Of nearly 1,600,000 people imprisoned in the United States, about 31 percent of inmates have at least one disability, the Amplifying Voices of Inmates with Disabilities (AVID) Prison Project reports.

Officials with the project are working to enforce the Americans with Disabilities Act in prisons, many of which have disability coordinators, KUOW reports.

According to AVID, in recent years, there has been a rise in "the number of people with mental illness and developmental and cognitive disabilities in prison" and, as the country's prison population ages, more inmates are reporting physical disabilities, too.

More from AVID, emphasis mine:

While prison is hard for everyone, incarceration is even more challenging for inmates with disabilities. Research shows that inmates with disabilities are sentenced to an average of fifteen more months in prison as compared to other inmates with similar criminal convictions. The time they serve is also harder, with more sanctions imposed and less access to positive programming than other inmates. Prisoners with disabilities are also four times more likely to report recent psychological distress as compared to inmates without disabilities. In a system intended to control and sanction behavior believed to violate the many regulations that govern prison life, inmates with disabilities who need accommodations are often overlooked, ignored, or even punished.

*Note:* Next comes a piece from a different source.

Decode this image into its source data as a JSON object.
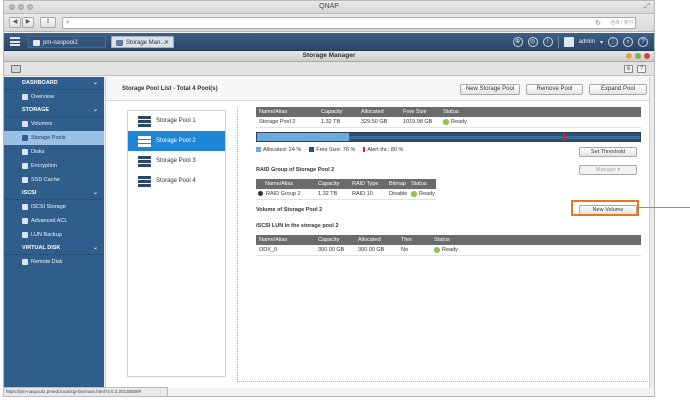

According to KUOW, Washington prisons are part of the problem. One Washington inmate said he had to drag himself around when he was placed in segregation without his wheelchair, while another inmate who is mostly blind struggled to get around, they reported.

“I would go inside other people’s cells because I would get lost,” Tyron Gathings told KUOW. Gathings is featured in AVID's video, above.

Thankfully, there are local advocates working to improve conditions for inmates with disabilities.

“Their hard time is harder. ... Inmates shouldn’t be subject to these additional forms of punishment simply because they have a disability,” Rachael Seevers, an attorney with Disability Rights Washington, told the news station.

Read more about the project and hear stories from prisoners with disabilities here.